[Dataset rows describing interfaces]

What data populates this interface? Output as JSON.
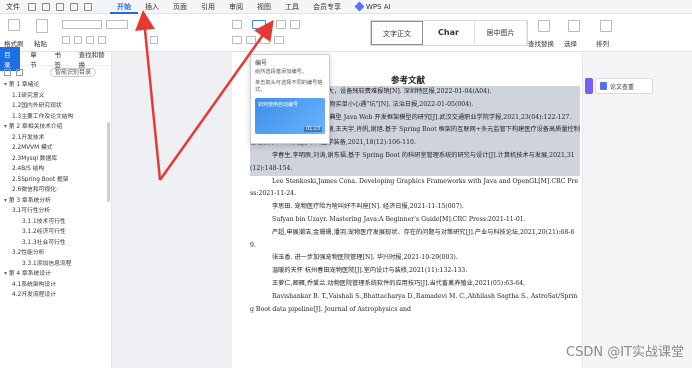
{
  "menubar": {
    "file_label": "文件",
    "tabs": [
      "开始",
      "插入",
      "页面",
      "引用",
      "审阅",
      "视图",
      "工具",
      "会员专享"
    ],
    "active_tab": "开始",
    "wps_ai_label": "WPS AI"
  },
  "ribbon": {
    "format_painter_label": "格式刷",
    "paste_label": "粘贴",
    "styles": [
      "文字正文",
      "Char",
      "居中图片"
    ],
    "find_replace_label": "查找替换",
    "select_label": "选择",
    "arrange_label": "排列"
  },
  "sidebar": {
    "tabs": [
      "目录",
      "章节",
      "书签",
      "查找和替换"
    ],
    "smart_button": "智能识别目录",
    "outline": [
      {
        "level": 1,
        "label": "第 1 章绪论"
      },
      {
        "level": 2,
        "label": "1.1研究意义"
      },
      {
        "level": 2,
        "label": "1.2国内外研究现状"
      },
      {
        "level": 2,
        "label": "1.3主要工作及论文结构"
      },
      {
        "level": 1,
        "label": "第 2 章相关技术介绍"
      },
      {
        "level": 2,
        "label": "2.1开发技术"
      },
      {
        "level": 2,
        "label": "2.2MVVM 模式"
      },
      {
        "level": 2,
        "label": "2.3Mysql 数据库"
      },
      {
        "level": 2,
        "label": "2.4B/S 结构"
      },
      {
        "level": 2,
        "label": "2.5Spring Boot 框架"
      },
      {
        "level": 2,
        "label": "2.6微信和可视化:"
      },
      {
        "level": 1,
        "label": "第 3 章系统分析"
      },
      {
        "level": 2,
        "label": "3.1可行性分析"
      },
      {
        "level": 3,
        "label": "3.1.1技术可行性"
      },
      {
        "level": 3,
        "label": "3.1.2经济可行性"
      },
      {
        "level": 3,
        "label": "3.1.3社会可行性"
      },
      {
        "level": 2,
        "label": "3.2性能分析"
      },
      {
        "level": 3,
        "label": "3.3.1添加信息流程"
      },
      {
        "level": 1,
        "label": "第 4 章系统设计"
      },
      {
        "level": 2,
        "label": "4.1系统架构设计"
      },
      {
        "level": 2,
        "label": "4.2开发流程设计"
      }
    ]
  },
  "popup": {
    "title": "编号",
    "desc1": "给所选段落添加编号。",
    "desc2": "单击箭头可选择不同的编号格式。",
    "video_label": "如何使用自动编号",
    "video_time": "01:23"
  },
  "document": {
    "title": "参考文献",
    "refs": [
      {
        "hl": true,
        "text": "…宠物诊疗价格差异大，设备残较费难报销[N]. 深圳特区报,2022-01-04(A04)."
      },
      {
        "hl": true,
        "text": "邱连勤, 杨思夫. 为宠物买单小心遇\"坑\"[N]. 法治日报,2022-01-05(004)."
      },
      {
        "hl": true,
        "text": "梁沛,张起,杨章如九. 典型 Java Web 开发框架模型的研究[J].武汉交通职业学院学报,2021,23(04):122-127."
      },
      {
        "hl": true,
        "text": "徐知,李明明,夏辉,陈曦,王天宇,肖帆,谢旭.基于 Spring Boot 框架的互联网+多元监管下构建医疗设备高质量控制管理服务平台研究[J].中国医学装备,2021,18(12):106-110."
      },
      {
        "hl": true,
        "text": "李春生,李明辰,刘涛,谢东福.基于 Spring Boot 的科研室管理系统的研究与设计[J].计算机技术与发展,2021,31(12):148-154."
      },
      {
        "hl": false,
        "text": "Lee Stenkoski,James Cona. Developing Graphics Frameworks with Java and OpenGL[M].CRC Press:2021-11-24."
      },
      {
        "hl": false,
        "text": "李思田. 宠物医疗险为啥叫好不叫座[N]. 经济日报,2021-11-15(007)."
      },
      {
        "hl": false,
        "text": "Sufyan bin Uzayr. Mastering Java:A Beginner's Guide[M].CRC Press:2021-11-01."
      },
      {
        "hl": false,
        "text": "严超,申展潮洁,金珊珊,潘羽.宠物医疗发展现状、存在的问题与对策研究[J].产业与科技论坛,2021,20(21):68-69."
      },
      {
        "hl": false,
        "text": "张玉香. 进一步加强宠物医院管理[N]. 华兴时报,2021-10-29(003)."
      },
      {
        "hl": false,
        "text": "温暖的天怀 杭州春田宠物医院[J].室内设计与装修,2021(11):132-133."
      },
      {
        "hl": false,
        "text": "王萝仁,卿雁,乔爱兰.动物医院管理系统软件的应用技巧[J].当代畜禽养殖业,2021(05):63-64."
      },
      {
        "hl": false,
        "text": "Ravishankar B. T.,Vaishali S.,Bhattacharya D.,Ramadevi M. C.,Abhilash Sagtha S.. AstroSat/Spring Boot data pipeline[J]. Journal of Astrophysics and"
      }
    ]
  },
  "right_panel": {
    "card_label": "论文查重"
  },
  "watermark": "CSDN @IT实战课堂"
}
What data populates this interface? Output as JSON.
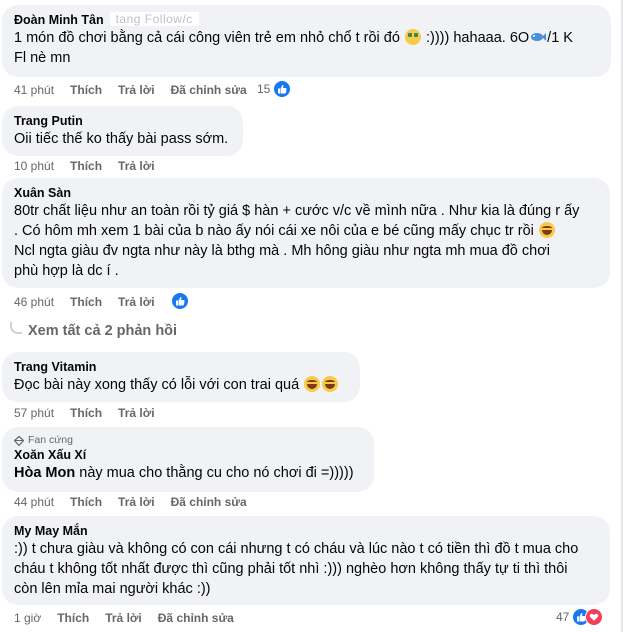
{
  "comments": [
    {
      "author": "Đoàn Minh Tân",
      "author_suffix": "tang Follow/c",
      "text_a": "1 món đồ chơi bằng cả cái công viên trẻ em nhỏ chổ t rồi đó",
      "text_b": ":)))) hahaaa. 6O",
      "text_c": "/1 K",
      "text_d": "Fl nè mn",
      "time": "41 phút",
      "like": "Thích",
      "reply": "Trả lời",
      "edit": "Đã chỉnh sửa",
      "reaction_count": "15"
    },
    {
      "author": "Trang Putin",
      "text": "Oii tiếc thế ko thấy bài pass sớm.",
      "time": "10 phút",
      "like": "Thích",
      "reply": "Trả lời"
    },
    {
      "author": "Xuân Sàn",
      "line1": "80tr chất liệu như an toàn rồi tỷ giá $ hàn + cước v/c về mình nữa . Như kia là đúng r ấy",
      "line2": ". Có hôm mh xem 1 bài của b nào ấy nói cái xe nôi của e bé cũng mấy chục tr rồi",
      "line3": "Ncl ngta giàu đv ngta như này là bthg mà . Mh hông giàu như ngta mh mua đồ chơi",
      "line4": "phù hợp là dc í .",
      "time": "46 phút",
      "like": "Thích",
      "reply": "Trả lời"
    },
    {
      "author": "Trang Vitamin",
      "text": "Đọc bài này xong thấy có lỗi với con trai quá",
      "time": "57 phút",
      "like": "Thích",
      "reply": "Trả lời"
    },
    {
      "badge": "Fan cứng",
      "author": "Xoăn Xấu Xí",
      "mention": "Hòa Mon",
      "text": "này mua cho thằng cu cho nó chơi đi =)))))",
      "time": "44 phút",
      "like": "Thích",
      "reply": "Trả lời",
      "edit": "Đã chỉnh sửa"
    },
    {
      "author": "My May Mắn",
      "line1": ":)) t chưa giàu và không có con cái nhưng t có cháu và lúc nào t có tiền thì đồ t mua cho",
      "line2": "cháu t không tốt nhất được thì cũng phải tốt nhì :))) nghèo hơn không thấy tự ti thì thôi",
      "line3": "còn lên mỉa mai người khác :))",
      "time": "1 giờ",
      "like": "Thích",
      "reply": "Trả lời",
      "edit": "Đã chỉnh sửa",
      "reaction_count": "47"
    }
  ],
  "view_replies": "Xem tất cả 2 phản hồi",
  "icons": {
    "like": "like-icon",
    "heart": "heart-icon",
    "laugh": "laughing-emoji-icon",
    "money": "money-face-emoji-icon",
    "fish": "fish-emoji-icon",
    "fan": "fan-badge-icon"
  },
  "colors": {
    "bubble": "#f0f2f5",
    "secondary_text": "#65676b",
    "like_blue": "#1877f2",
    "heart_red": "#f33e58"
  }
}
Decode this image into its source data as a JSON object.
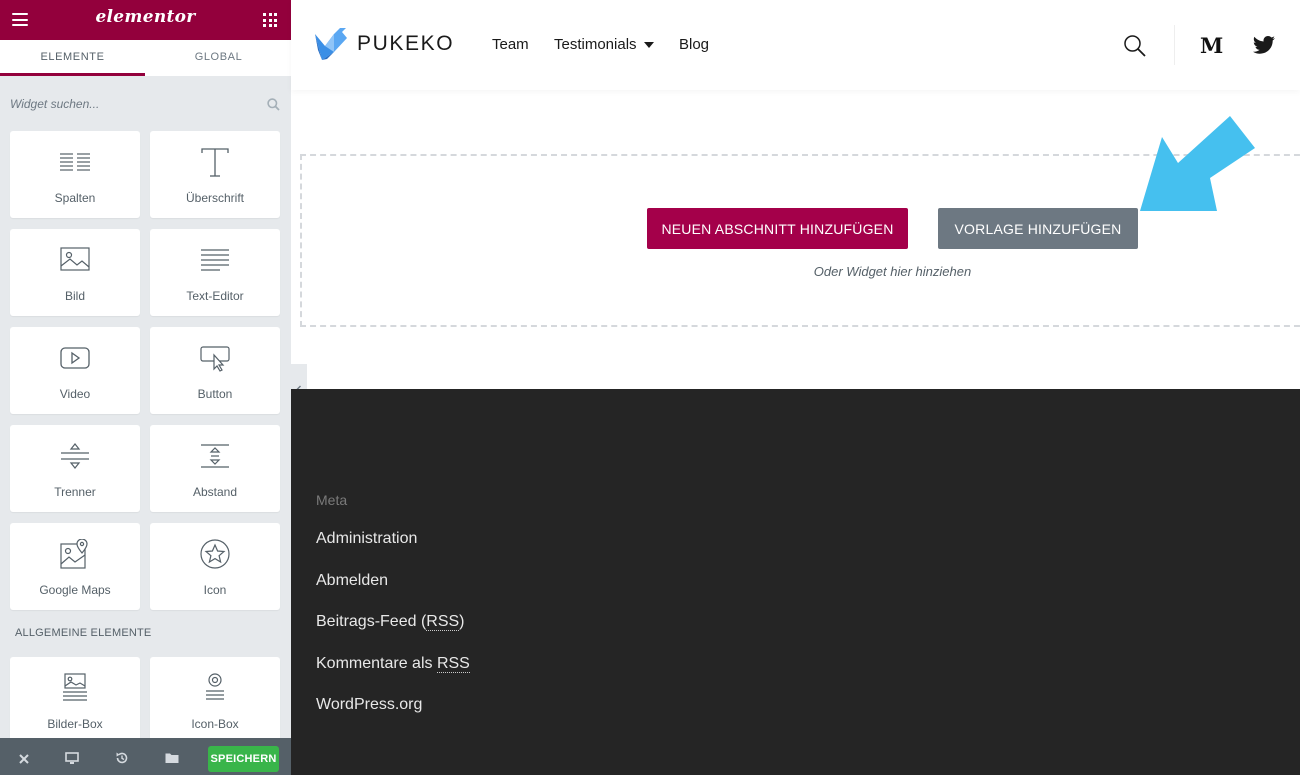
{
  "panel": {
    "logo": "elementor",
    "tabs": [
      "ELEMENTE",
      "GLOBAL"
    ],
    "search": {
      "placeholder": "Widget suchen..."
    },
    "widgets": [
      {
        "label": "Spalten",
        "icon": "columns-icon"
      },
      {
        "label": "Überschrift",
        "icon": "heading-icon"
      },
      {
        "label": "Bild",
        "icon": "image-icon"
      },
      {
        "label": "Text-Editor",
        "icon": "text-editor-icon"
      },
      {
        "label": "Video",
        "icon": "video-icon"
      },
      {
        "label": "Button",
        "icon": "button-icon"
      },
      {
        "label": "Trenner",
        "icon": "divider-icon"
      },
      {
        "label": "Abstand",
        "icon": "spacer-icon"
      },
      {
        "label": "Google Maps",
        "icon": "google-maps-icon"
      },
      {
        "label": "Icon",
        "icon": "star-icon"
      }
    ],
    "section_heading": "ALLGEMEINE ELEMENTE",
    "general_widgets": [
      {
        "label": "Bilder-Box",
        "icon": "image-box-icon"
      },
      {
        "label": "Icon-Box",
        "icon": "icon-box-icon"
      }
    ],
    "footer": {
      "save_label": "SPEICHERN"
    }
  },
  "site": {
    "title": "PUKEKO",
    "nav": {
      "team": "Team",
      "testimonials": "Testimonials",
      "blog": "Blog"
    },
    "medium": "M"
  },
  "editor": {
    "add_section": "NEUEN ABSCHNITT HINZUFÜGEN",
    "add_template": "VORLAGE HINZUFÜGEN",
    "hint": "Oder Widget hier hinziehen"
  },
  "footer": {
    "heading": "Meta",
    "links": {
      "admin": "Administration",
      "logout": "Abmelden",
      "feed_prefix": "Beitrags-Feed (",
      "rss": "RSS",
      "feed_suffix": ")",
      "comments_prefix": "Kommentare als ",
      "wordpress": "WordPress.org"
    }
  },
  "colors": {
    "brand": "#93003c",
    "add_section_button": "#a4004a",
    "template_button": "#6d7882",
    "save_button": "#39b54a",
    "arrow": "#45c0ef",
    "footer_bg": "#252525"
  }
}
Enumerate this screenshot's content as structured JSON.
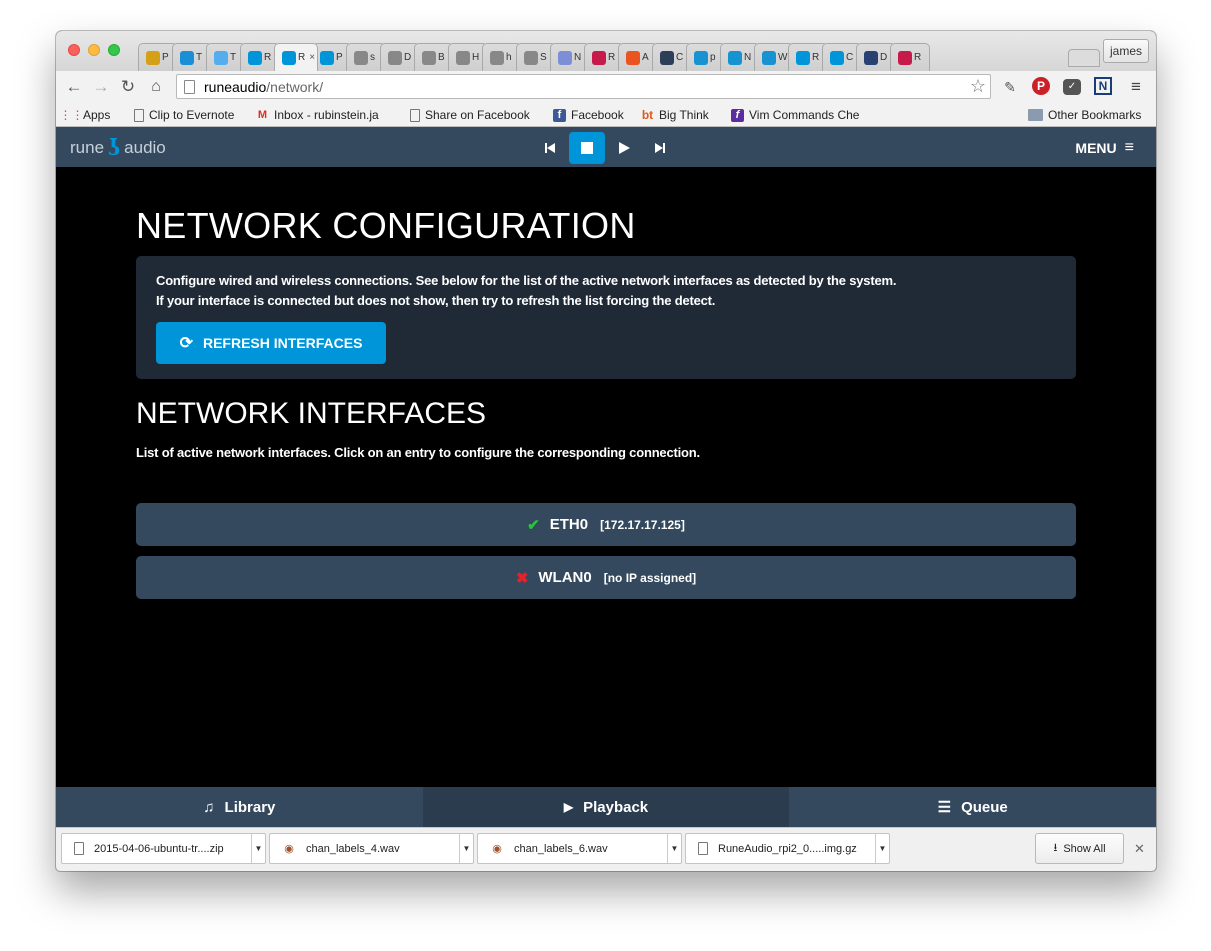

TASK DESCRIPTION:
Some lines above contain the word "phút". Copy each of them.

ANSWER TO THIS TASK:
      "time": "41 phút",
      "time": "10 phút",
      "time": "46 phút",
      "time": "57 phút",
      "time": "44 phút",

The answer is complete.